It’s 1956, and the Third Reich and Imperial Japan have conquered much of Europe, Africa, the Middle East, and Asia. Each spring, to celebrate their joint victory, they host the Axis Tour: a motorcycle race, in which ten Hitler Youth members and ten citizens of Greater East Asia ride from Berlin to Tokyo.
The protagonist, Yael, wants desperately to win. The award? A dance with Hitler at the Victor’s Ball. A chance to kill him. Not as Yael, a Jewish concentration camp survivor and resistance fighter. But as Adele Wolfe, an Aryan beauty and last year’s victor, who masqueraded as her twin brother to win the formerly all-male competition and the Führer’s heart.
How is Yael able to impersonate Adele? Wolf by Wolf flashes back to 1944 when six-year-old Yael was Dr. Geyer’s Experiment #85. Chemicals and injections that changed her appearance to look Aryan have an unexpected side effect: she’s a skinshifter. She can be any body.
Who are you? (On the inside?)
The answer to this question was something Yael had to fight for. Her self-reflection was no reflection at all. It was a shattered mirror. Something she had to piece together, over and over again. Memory by memory. Loss by loss. Wolf by wolf.

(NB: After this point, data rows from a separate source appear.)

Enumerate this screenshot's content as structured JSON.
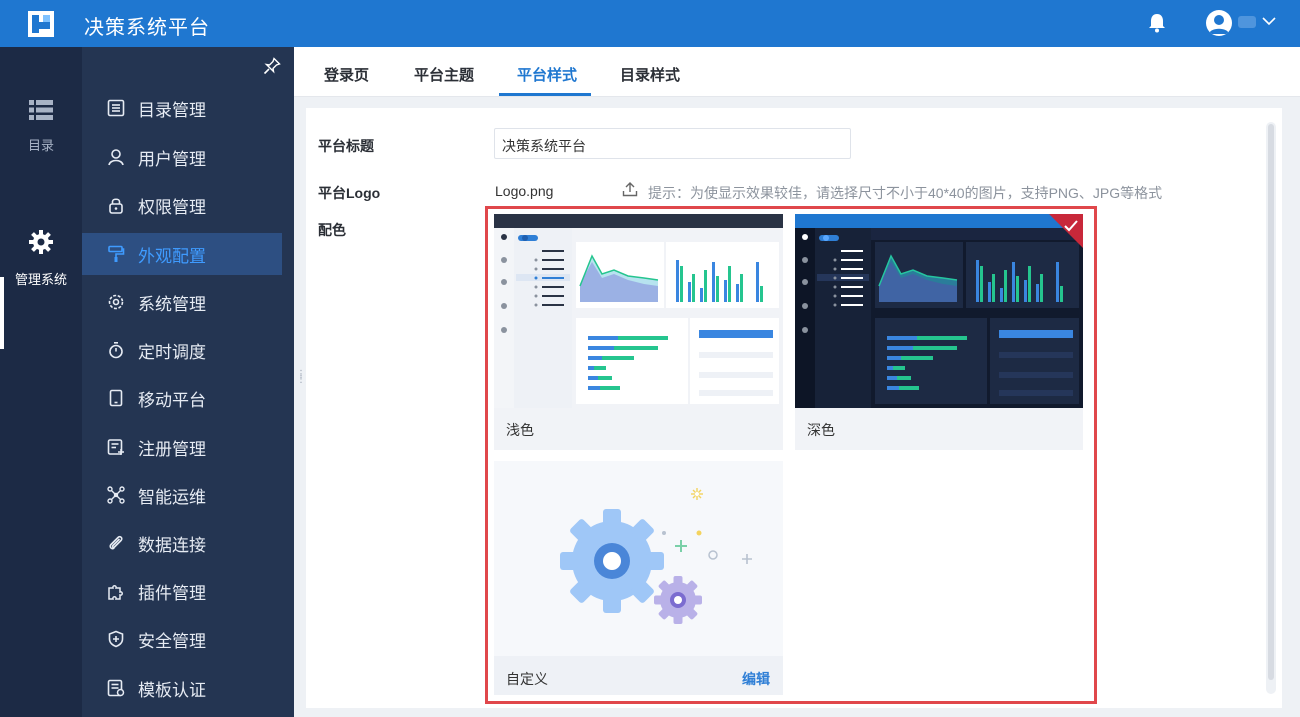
{
  "app": {
    "title": "决策系统平台"
  },
  "rail": {
    "items": [
      {
        "label": "目录",
        "icon": "list-icon"
      },
      {
        "label": "管理系统",
        "icon": "gear-icon",
        "active": true
      }
    ]
  },
  "menu": {
    "items": [
      {
        "label": "目录管理",
        "icon": "catalog-icon"
      },
      {
        "label": "用户管理",
        "icon": "user-icon"
      },
      {
        "label": "权限管理",
        "icon": "lock-icon"
      },
      {
        "label": "外观配置",
        "icon": "paint-roller-icon",
        "active": true
      },
      {
        "label": "系统管理",
        "icon": "settings-icon"
      },
      {
        "label": "定时调度",
        "icon": "stopwatch-icon"
      },
      {
        "label": "移动平台",
        "icon": "tablet-icon"
      },
      {
        "label": "注册管理",
        "icon": "register-icon"
      },
      {
        "label": "智能运维",
        "icon": "network-icon"
      },
      {
        "label": "数据连接",
        "icon": "paperclip-icon"
      },
      {
        "label": "插件管理",
        "icon": "puzzle-icon"
      },
      {
        "label": "安全管理",
        "icon": "shield-icon"
      },
      {
        "label": "模板认证",
        "icon": "template-cert-icon"
      }
    ]
  },
  "tabs": [
    {
      "label": "登录页"
    },
    {
      "label": "平台主题"
    },
    {
      "label": "平台样式",
      "active": true
    },
    {
      "label": "目录样式"
    }
  ],
  "form": {
    "title_label": "平台标题",
    "title_value": "决策系统平台",
    "logo_label": "平台Logo",
    "logo_file": "Logo.png",
    "logo_hint": "提示：为使显示效果较佳，请选择尺寸不小于40*40的图片，支持PNG、JPG等格式",
    "color_label": "配色"
  },
  "color_schemes": [
    {
      "label": "浅色",
      "selected": false
    },
    {
      "label": "深色",
      "selected": true
    },
    {
      "label": "自定义",
      "action": "编辑"
    }
  ],
  "colors": {
    "brand": "#1f77d0",
    "rail_bg": "#1c2a45",
    "menu_bg": "#243552",
    "menu_active_bg": "#2d4f82",
    "menu_active_text": "#3f9bff",
    "highlight_border": "#e0474b",
    "selected_corner": "#c8283a"
  }
}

It was easy–too easy–to pretend. To fill that empty space inside her with other lives….Girls who never had to face the smoke or watch the syringes slide under their skin. Girls who never had to stare into the eyes of the Angel of Death. Again and again and again.

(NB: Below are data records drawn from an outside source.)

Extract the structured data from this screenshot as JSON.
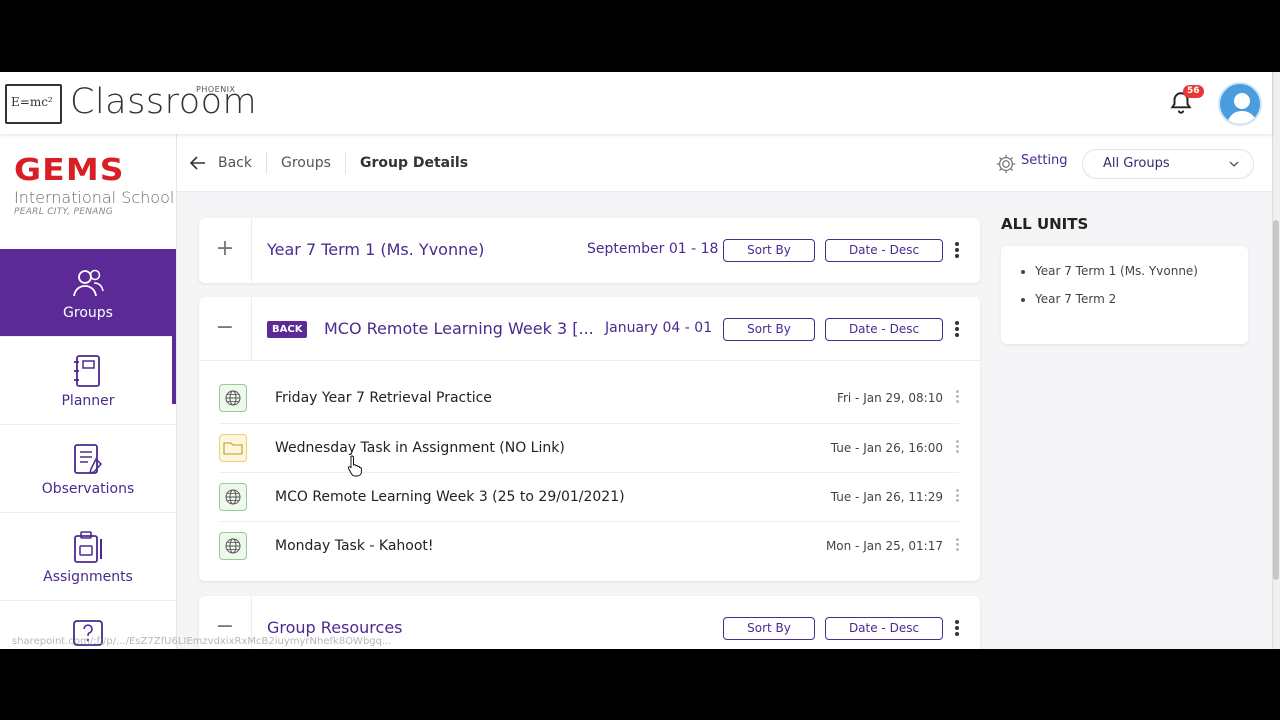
{
  "app": {
    "logo_equation": "E=mc²",
    "logo_text": "Classroom",
    "logo_sub": "PHOENIX",
    "notification_count": "56"
  },
  "school": {
    "name_top": "GEMS",
    "name_mid": "International School",
    "location": "PEARL CITY, PENANG"
  },
  "sidebar": {
    "items": [
      {
        "label": "Groups",
        "icon": "users-icon",
        "active": true
      },
      {
        "label": "Planner",
        "icon": "planner-icon"
      },
      {
        "label": "Observations",
        "icon": "observations-icon"
      },
      {
        "label": "Assignments",
        "icon": "assignments-icon"
      }
    ]
  },
  "breadcrumb": {
    "back": "Back",
    "groups": "Groups",
    "current": "Group Details"
  },
  "header_controls": {
    "setting": "Setting",
    "group_select": "All Groups"
  },
  "units": [
    {
      "title": "Year 7 Term 1 (Ms. Yvonne)",
      "date": "September 01 - 18",
      "toggle": "+",
      "sort_by": "Sort By",
      "sort_order": "Date - Desc"
    },
    {
      "badge": "BACK",
      "title": "MCO Remote Learning Week 3 [...",
      "date": "January 04 - 01",
      "toggle": "−",
      "sort_by": "Sort By",
      "sort_order": "Date - Desc",
      "rows": [
        {
          "title": "Friday Year 7 Retrieval Practice",
          "date": "Fri - Jan 29, 08:10",
          "type": "web"
        },
        {
          "title": "Wednesday Task in Assignment (NO Link)",
          "date": "Tue - Jan 26, 16:00",
          "type": "folder"
        },
        {
          "title": "MCO Remote Learning Week 3 (25 to 29/01/2021)",
          "date": "Tue - Jan 26, 11:29",
          "type": "web"
        },
        {
          "title": "Monday Task - Kahoot!",
          "date": "Mon - Jan 25, 01:17",
          "type": "web"
        }
      ]
    },
    {
      "title": "Group Resources",
      "toggle": "−",
      "sort_by": "Sort By",
      "sort_order": "Date - Desc"
    }
  ],
  "all_units": {
    "title": "ALL UNITS",
    "items": [
      "Year 7 Term 1 (Ms. Yvonne)",
      "Year 7 Term 2"
    ]
  },
  "status_url": "sharepoint.com/:f:/p/.../EsZ7ZfU6LIEmzvdxixRxMcB2iuymyrNhefk8OWbgq..."
}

It was too easy to get lost.
This was why, every night before she fell asleep, she peeled back her sleeve, traced the wolves, and said their names. Because somewhere in there–in those fragments of gone souls and memories–was Yael.
Not chemicals, but essence. The real Yael. (Wolf by Wolf, p. 47)
Graugin’s protagonist is both the stuff of nightmares, a monster, and humanity’s greatest hope during Hitler’s reign of terror. She’s more than Yael. She’s special. She’s going to change things. As Volchitsa–
[s]he-wolf in Russian, a stubborn, fierce creature for a stubborn, fierce girl…. (Wolf by Wolf, p. 48)
As Graudin acknowledges in her Author’s Note, the complexity of Yael’s identity is at the heart of this book, which ingeniously subverts racial superiority myths:
What makes people who they are? The color of their skin? The blood in their veins? The uniforms they wear? I gave Yael the ability to skinshift to address these questions, as well as to highlight the absurdity of racial superiority. By taking creative liberty with this surreal element, I hoped to push readers out of their own comfort zones and into Yael’s many skins and, by doing so, to impart a deeper understanding of what humanity is capable of. Both the good and the evil.
Alyssa recommends new and upcoming releases in young adult fiction (and occasionally middle grade and adult). She thanks Little, Brown Books for Young Readers, Edelweiss, and the Boulder Book Store for providing her with a digital galley edition for review purposes. The quotes have been checked in a finished copy. Please follow Alyssa (Spellbinding Books) on Tumblr and Twitter.